I’m beginning to think we should all take a deep breath and maybe begin to frame up or organize discussions like this around themes our business partners understand – e.g., translating our findings for example across the five (and only five) essentials in business that matter; cash flow, profitability, velocity, growth, and customer intimacy… I guess what I’m driving at is a way to simplify our thinking and share what we are really doing in terms (lexicon) most of our customers and management can understand.
—James Parnitzke: “The Benefits of Business Intelligence”
Implementing custom BI

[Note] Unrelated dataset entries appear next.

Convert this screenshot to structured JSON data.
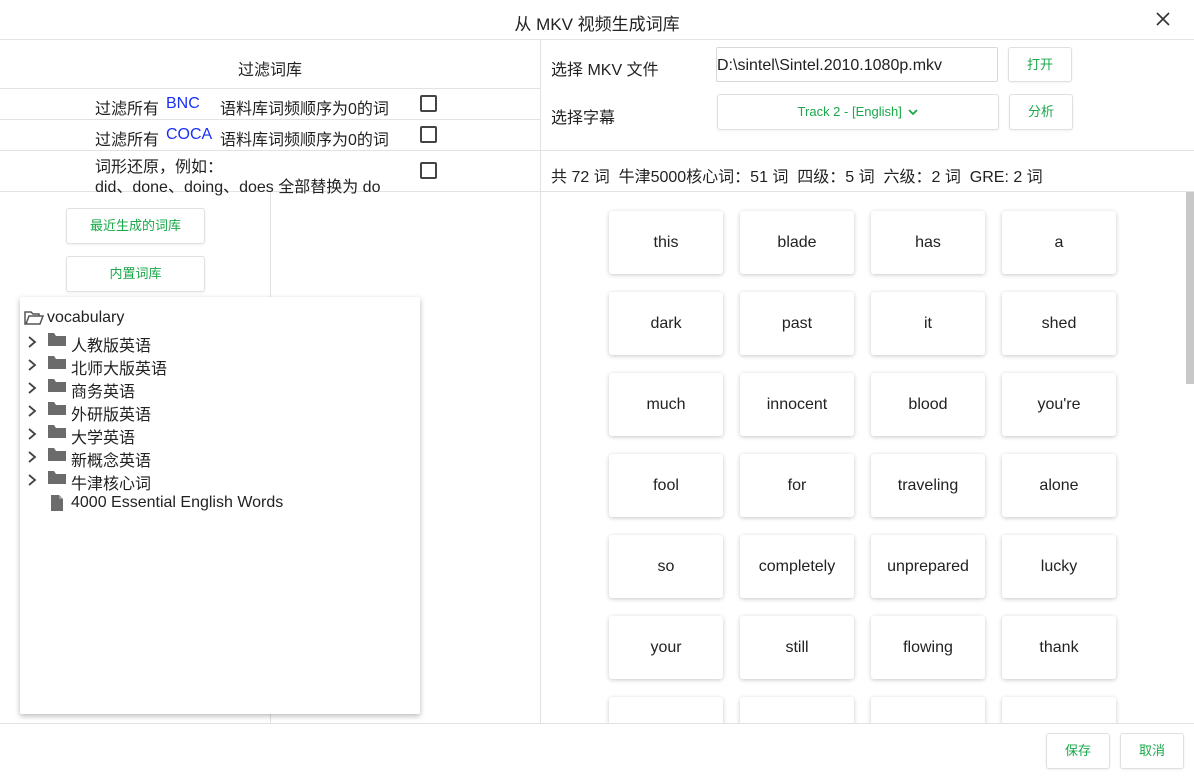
{
  "window": {
    "title": "从 MKV 视频生成词库"
  },
  "filter": {
    "header": "过滤词库",
    "bnc": {
      "prefix": "过滤所有",
      "corpus": "BNC",
      "suffix": "语料库词频顺序为0的词",
      "checked": false
    },
    "coca": {
      "prefix": "过滤所有",
      "corpus": "COCA",
      "suffix": "语料库词频顺序为0的词",
      "checked": false
    },
    "lemma": {
      "line1": "词形还原，例如：",
      "line2": "did、done、doing、does 全部替换为 do",
      "checked": false
    }
  },
  "sidebar": {
    "recent_button": "最近生成的词库",
    "builtin_button": "内置词库"
  },
  "tree": {
    "root": "vocabulary",
    "folders": [
      "人教版英语",
      "北师大版英语",
      "商务英语",
      "外研版英语",
      "大学英语",
      "新概念英语",
      "牛津核心词"
    ],
    "files": [
      "4000 Essential English Words"
    ]
  },
  "source": {
    "file_label": "选择 MKV 文件",
    "file_value": "D:\\sintel\\Sintel.2010.1080p.mkv",
    "open_button": "打开",
    "subtitle_label": "选择字幕",
    "subtitle_value": "Track 2 - [English]",
    "analyze_button": "分析"
  },
  "stats": "共 72 词  牛津5000核心词：51 词  四级：5 词  六级：2 词  GRE: 2 词",
  "words": [
    "this",
    "blade",
    "has",
    "a",
    "dark",
    "past",
    "it",
    "shed",
    "much",
    "innocent",
    "blood",
    "you're",
    "fool",
    "for",
    "traveling",
    "alone",
    "so",
    "completely",
    "unprepared",
    "lucky",
    "your",
    "still",
    "flowing",
    "thank",
    "",
    "",
    "",
    ""
  ],
  "footer": {
    "save_button": "保存",
    "cancel_button": "取消"
  },
  "colors": {
    "accent": "#1aa84a",
    "corpus_link": "#1a2ff5"
  }
}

Embedding analytics is as much a business discipline as it is science. Historically, our analytics have been used predominantly by the government and scientific community to perform heavy science and engineering research. As business intelligence becomes increasingly important to compete in today’s marketplace, our analytics can now be found driving business decisions in industries like financial services, healthcare and manufacturing. Partners like Teradata and SAP are embedding our analytics into their software as a way to extend their current offerings. As their customers demand more custom BI solutions to fit unique data sets, our analytics provide a more affordable approach to meet that need. Customers now have an option to implement custom BI without incurring the massive overhead that you would typically find in a one-size-fits-all solution.
—Alicia McGreevey (in an Arjay Ohri post): “Interview: Visual Numerics’ Alicia McGreevey”

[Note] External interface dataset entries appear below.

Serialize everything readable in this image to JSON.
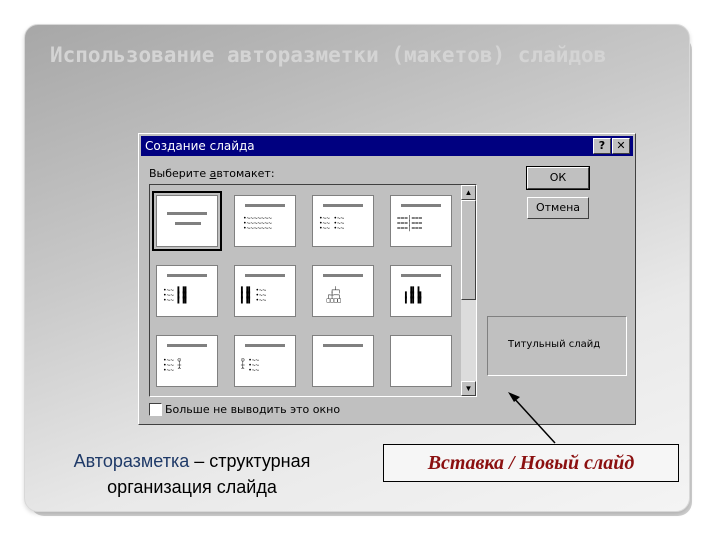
{
  "slide": {
    "title": "Использование авторазметки (макетов) слайдов"
  },
  "dialog": {
    "title": "Создание слайда",
    "help_button": "?",
    "close_button": "✕",
    "layout_label_prefix": "Выберите ",
    "layout_label_underlined": "а",
    "layout_label_suffix": "втомакет:",
    "ok_button": "ОК",
    "cancel_button": "Отмена",
    "preview_text": "Титульный слайд",
    "checkbox_label": "Больше не выводить это окно",
    "scroll_up": "▲",
    "scroll_down": "▼"
  },
  "captions": {
    "left_highlight": "Авторазметка",
    "left_rest_line1": " – структурная",
    "left_line2": "организация слайда",
    "right": "Вставка / Новый слайд"
  }
}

Cloud 1, Cloud 2
There are two different, but related, types of clouds: the first category of clouds provide computing instances on demand, while the second category of clouds provide computing capacity on demand. Both use the same underlying hardware, but the first is designed to scale out by providing additional computing instances, while the second is designed to support data- or compute-intensive applications by scaling capacity. Amazon’s EC2 and S3 services are an example of the first type of cloud. The Hadoop system is an example of the second type of cloud.
—Robert Grossman: “Learning About Cloud Analytics”
On a beach in Florida
This sounds silly for anyone who has ever been involved in the typical hapless library exercise of a digital “knowledge management” initiative. The lasting image for most of these efforts is of a black hole - everything goes in, nothing comes out. But get ready for a change of tune. The root of this is an exploding need among all players up and down the global supply chain to harness and leverage their intellectual property without giving up control or worse, having it hijacked and used against them. An example is the kind of engineering intensive knowledge stored in the heads of thousands of soon-to-retire manufacturing process guys in the chemicals industry. I talked to ExxonMobil about this and found they’re keen to solve it before the IP ends up sitting on a beach in Florida somewhere. At the exact opposite end of the spectrum is the issue of managing IP for a company like Hasbro. They have pure entertainment images that will manifest as profitable toys like Barbie, unless someone raids the files and dumps a load of cheap counterfeit knockoffs onto the market.
—Kevin O’Marah: “The Next Big Land Rush: Believe or Not, It’s Knowledge Management”